App and web page records:
= = = = = = =
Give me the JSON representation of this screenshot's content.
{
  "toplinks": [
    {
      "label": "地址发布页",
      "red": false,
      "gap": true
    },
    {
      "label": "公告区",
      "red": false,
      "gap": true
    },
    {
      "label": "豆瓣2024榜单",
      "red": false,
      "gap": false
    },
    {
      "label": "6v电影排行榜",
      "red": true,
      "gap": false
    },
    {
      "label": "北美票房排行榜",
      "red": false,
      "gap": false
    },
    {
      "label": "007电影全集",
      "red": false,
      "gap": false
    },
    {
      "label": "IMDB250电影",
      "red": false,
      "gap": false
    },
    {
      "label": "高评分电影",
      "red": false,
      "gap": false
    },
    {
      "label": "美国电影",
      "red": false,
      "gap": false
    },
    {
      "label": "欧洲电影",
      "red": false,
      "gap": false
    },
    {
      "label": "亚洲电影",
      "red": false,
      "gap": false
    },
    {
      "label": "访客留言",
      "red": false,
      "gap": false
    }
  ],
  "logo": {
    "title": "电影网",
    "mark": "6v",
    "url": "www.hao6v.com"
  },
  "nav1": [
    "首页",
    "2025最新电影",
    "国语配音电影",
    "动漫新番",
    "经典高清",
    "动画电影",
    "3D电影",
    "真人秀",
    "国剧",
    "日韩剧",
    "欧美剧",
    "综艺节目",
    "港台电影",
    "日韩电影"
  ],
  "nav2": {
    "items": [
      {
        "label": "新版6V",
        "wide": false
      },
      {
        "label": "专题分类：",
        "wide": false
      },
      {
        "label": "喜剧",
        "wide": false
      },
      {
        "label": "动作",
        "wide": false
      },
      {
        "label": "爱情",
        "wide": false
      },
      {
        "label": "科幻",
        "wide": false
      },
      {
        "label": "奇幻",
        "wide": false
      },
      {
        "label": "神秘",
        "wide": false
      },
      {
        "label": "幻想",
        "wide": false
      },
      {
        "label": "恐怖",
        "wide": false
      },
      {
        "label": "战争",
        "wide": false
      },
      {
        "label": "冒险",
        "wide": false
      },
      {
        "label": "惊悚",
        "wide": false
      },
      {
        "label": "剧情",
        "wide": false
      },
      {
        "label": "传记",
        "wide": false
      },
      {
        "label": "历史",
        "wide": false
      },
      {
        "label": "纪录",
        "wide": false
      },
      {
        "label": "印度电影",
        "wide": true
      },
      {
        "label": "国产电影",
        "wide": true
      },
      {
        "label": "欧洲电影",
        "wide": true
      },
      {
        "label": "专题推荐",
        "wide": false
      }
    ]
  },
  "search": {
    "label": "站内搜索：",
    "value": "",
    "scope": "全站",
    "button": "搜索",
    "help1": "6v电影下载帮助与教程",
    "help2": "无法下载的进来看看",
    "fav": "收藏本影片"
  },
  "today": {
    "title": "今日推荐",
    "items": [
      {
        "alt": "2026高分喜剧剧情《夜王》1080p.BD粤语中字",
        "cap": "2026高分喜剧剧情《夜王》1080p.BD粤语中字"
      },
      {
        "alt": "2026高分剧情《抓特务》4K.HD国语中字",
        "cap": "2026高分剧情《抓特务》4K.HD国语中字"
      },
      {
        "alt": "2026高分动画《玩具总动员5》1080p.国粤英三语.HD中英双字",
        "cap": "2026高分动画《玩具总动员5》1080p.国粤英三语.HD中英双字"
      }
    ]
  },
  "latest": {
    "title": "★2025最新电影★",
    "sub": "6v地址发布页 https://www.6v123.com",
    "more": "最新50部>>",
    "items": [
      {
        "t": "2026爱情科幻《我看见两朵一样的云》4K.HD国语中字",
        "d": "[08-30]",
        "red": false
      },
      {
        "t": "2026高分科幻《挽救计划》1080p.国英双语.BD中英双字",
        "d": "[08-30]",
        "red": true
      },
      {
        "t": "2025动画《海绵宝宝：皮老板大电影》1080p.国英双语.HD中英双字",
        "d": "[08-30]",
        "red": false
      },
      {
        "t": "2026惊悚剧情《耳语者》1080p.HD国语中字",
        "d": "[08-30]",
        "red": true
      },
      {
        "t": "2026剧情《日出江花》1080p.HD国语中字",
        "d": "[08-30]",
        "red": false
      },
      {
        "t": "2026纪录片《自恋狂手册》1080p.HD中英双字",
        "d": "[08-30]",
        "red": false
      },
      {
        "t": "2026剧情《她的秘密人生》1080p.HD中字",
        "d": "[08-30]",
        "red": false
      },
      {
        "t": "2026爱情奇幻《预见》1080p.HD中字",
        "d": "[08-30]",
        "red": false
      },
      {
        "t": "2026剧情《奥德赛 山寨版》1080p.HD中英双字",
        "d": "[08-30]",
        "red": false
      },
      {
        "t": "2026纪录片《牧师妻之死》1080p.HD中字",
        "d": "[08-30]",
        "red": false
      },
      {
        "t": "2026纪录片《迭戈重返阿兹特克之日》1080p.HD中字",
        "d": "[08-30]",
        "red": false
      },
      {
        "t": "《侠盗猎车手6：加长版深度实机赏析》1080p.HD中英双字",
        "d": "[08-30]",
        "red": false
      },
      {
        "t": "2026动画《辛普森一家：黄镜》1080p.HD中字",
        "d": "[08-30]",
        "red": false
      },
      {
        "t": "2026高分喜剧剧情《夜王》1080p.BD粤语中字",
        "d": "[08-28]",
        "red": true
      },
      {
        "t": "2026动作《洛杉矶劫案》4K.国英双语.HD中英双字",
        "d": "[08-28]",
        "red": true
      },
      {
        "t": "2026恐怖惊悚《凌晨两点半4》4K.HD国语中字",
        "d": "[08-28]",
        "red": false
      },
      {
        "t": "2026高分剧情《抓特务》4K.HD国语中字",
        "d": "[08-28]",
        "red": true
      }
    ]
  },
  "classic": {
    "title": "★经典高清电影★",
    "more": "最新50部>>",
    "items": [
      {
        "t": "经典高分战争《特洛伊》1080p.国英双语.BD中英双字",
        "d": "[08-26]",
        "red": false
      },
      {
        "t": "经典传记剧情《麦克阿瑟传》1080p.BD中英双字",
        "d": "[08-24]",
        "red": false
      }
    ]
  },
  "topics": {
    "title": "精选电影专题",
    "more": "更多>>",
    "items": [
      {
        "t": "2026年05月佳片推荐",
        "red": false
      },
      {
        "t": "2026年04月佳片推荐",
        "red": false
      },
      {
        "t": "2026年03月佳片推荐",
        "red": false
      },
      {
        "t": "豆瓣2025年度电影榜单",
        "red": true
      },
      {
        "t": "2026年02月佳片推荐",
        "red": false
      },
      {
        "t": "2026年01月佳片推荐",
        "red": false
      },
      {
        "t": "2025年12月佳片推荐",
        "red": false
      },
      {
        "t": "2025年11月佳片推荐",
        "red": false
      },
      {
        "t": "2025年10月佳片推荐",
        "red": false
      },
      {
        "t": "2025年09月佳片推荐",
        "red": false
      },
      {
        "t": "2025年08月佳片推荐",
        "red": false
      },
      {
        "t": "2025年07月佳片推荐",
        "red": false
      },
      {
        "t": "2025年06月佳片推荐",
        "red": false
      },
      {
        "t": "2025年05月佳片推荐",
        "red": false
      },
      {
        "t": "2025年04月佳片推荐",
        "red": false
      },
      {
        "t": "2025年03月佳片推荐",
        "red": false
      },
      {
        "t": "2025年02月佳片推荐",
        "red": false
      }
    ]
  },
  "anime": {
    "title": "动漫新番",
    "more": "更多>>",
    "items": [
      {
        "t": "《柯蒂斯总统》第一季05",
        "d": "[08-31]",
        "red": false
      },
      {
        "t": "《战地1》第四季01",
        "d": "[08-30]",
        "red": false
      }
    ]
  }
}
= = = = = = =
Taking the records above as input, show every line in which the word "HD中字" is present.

        "t": "2026剧情《她的秘密人生》1080p.HD中字",
        "t": "2026爱情奇幻《预见》1080p.HD中字",
        "t": "2026纪录片《牧师妻之死》1080p.HD中字",
        "t": "2026纪录片《迭戈重返阿兹特克之日》1080p.HD中字",
        "t": "2026动画《辛普森一家：黄镜》1080p.HD中字",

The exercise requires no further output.